U.S. wheat industry officials say the trade embargo with Cuba hurts the U.S. economy more than it harms Cuba because they can still import from other countries.

US wheat industry renews call to end Cuban embargo

U.S. wheat industry officials travel to Cuba Cuba still purchases goods from other countries Cuba is largest wheat importer in the Caribbean

U.S. Wheat Associates (USW) and the National Association of Wheat Growers (NAWG) has joined members of the U.S. Agriculture Coalition for Cuba (USACC) to renew a call for Congress to end the U.S. trade embargo.

While the embargo keeps Cuban consumers from receiving U.S. goods, wheat industry officials say the action actually punishes U.S. farmers and manufacturers.

“Since Cuba can buy almost anything from anywhere except from the United States, the embargo is effectively an embargo against U.S. businesses and citizens, not of Cuba,” said USW President Alan Tracy.

After participating in a “learning journey” to Cuba March 1 to 4, U.S. USW Assistant Director of Policy Ben Conner and Kansas wheat farmer Doug Keesling asked Congress to end the U.S. trade embargo.

“Our visit was an important first step toward a stronger relationship with Cuba,” Conner said. “We appreciated the opportunity to sit down and personally discuss these issues with representatives of the Cuban government and its people. We left with the distinct impression that lifting the embargo represents a unique chance to benefit people in both countries.”

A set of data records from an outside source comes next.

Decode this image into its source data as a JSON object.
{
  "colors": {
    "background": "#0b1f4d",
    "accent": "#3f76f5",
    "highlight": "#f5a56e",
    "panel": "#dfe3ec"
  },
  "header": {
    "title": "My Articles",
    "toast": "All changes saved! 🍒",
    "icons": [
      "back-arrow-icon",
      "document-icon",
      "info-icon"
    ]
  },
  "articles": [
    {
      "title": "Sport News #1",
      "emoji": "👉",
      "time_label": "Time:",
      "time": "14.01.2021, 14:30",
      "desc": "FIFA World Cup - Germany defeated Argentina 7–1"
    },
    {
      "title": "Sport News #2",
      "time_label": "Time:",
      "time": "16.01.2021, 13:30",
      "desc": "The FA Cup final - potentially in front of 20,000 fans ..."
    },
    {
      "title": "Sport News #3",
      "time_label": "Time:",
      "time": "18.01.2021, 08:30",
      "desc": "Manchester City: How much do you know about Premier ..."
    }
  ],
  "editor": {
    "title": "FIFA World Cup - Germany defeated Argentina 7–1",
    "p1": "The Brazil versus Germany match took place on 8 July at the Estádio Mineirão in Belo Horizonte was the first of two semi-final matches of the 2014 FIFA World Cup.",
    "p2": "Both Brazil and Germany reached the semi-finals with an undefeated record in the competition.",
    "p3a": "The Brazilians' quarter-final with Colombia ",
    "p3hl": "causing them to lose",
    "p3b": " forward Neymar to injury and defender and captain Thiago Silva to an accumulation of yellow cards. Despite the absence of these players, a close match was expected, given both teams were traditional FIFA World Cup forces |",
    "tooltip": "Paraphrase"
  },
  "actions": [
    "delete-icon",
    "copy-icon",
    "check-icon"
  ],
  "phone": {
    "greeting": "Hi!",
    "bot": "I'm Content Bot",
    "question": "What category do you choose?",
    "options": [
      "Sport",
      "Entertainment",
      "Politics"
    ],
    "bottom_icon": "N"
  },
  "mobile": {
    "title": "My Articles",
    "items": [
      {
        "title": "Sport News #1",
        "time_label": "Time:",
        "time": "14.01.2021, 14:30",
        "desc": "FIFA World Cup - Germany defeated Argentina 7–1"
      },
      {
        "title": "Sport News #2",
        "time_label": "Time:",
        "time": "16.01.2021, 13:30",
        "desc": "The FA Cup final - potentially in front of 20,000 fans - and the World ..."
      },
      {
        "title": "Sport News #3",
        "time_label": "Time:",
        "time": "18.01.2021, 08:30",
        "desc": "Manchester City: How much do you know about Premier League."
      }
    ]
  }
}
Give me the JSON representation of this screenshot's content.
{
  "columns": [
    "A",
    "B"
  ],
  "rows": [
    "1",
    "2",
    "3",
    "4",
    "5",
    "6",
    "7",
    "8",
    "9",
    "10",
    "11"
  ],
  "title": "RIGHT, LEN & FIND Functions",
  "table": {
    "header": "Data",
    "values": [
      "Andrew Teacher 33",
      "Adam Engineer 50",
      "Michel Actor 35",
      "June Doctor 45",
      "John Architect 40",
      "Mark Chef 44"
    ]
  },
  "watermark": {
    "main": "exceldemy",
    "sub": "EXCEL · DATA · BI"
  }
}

“We have exported wheat to Cuba in the past and there should be no reason why we can’t do it now or in the future,” Keesling said. “It is the biggest wheat importer in the Caribbean — just a couple days away from our Gulf ports — and our own policies are keeping us from working together again. That’s not good for farmers or for the Cuban people.”

While ongoing travel and financing restrictions negatively affect the export potential for U.S. wheat farmers, competitors in the European Union and Canada freely sell wheat to Cuba. Even if the U.S. government loosens its trade policies, the larger political implications of an ongoing embargo create an unstable business environment for the United States and Cuba.

“We will seize every opportunity to expand trade and Cuba is no exception,” said NAWG President Brett Blankenship. “Cuba represents untapped trade potential within our own hemisphere, and an end to the embargo would greatly benefit the U.S. export economy. Our wheat growers stand with America’s farm and business leaders to promote trade with Cuba today, tomorrow and well into the future.”

Last week’s visit included more than 95 U.S. agricultural leaders who met with officials of the Cuban government and learned about initiatives underway in Cuba to boost food production.

“As a result of this week’s learning journey, U.S. agricultural interests are well-positioned to facilitate a strong, two-way relationship when the embargo is lifted,” said USACC Chair Devry Boughner Vorwerk.

USW is the wheat industry’s export market development organization working to promote all six classes of U.S. wheat in more than 100 countries. Its activities are made possible through producer checkoff dollars managed by 19 state wheat commissions and cost-share funding provided by USDA’s Foreign Agricultural Service.

The purpose of the USACC is to re-establish Cuba as a market for U.S. food and agriculture exports and address liberalizing trade between the United States and Cuba. The coalition will work to end the embargo and allow for open trade and investment. 

Hide comments

Comments

  • Allowed HTML tags: <em> <strong> <blockquote> <br> <p>

Plain text

  • No HTML tags allowed.
  • Web page addresses and e-mail addresses turn into links automatically.
  • Lines and paragraphs break automatically.
Publish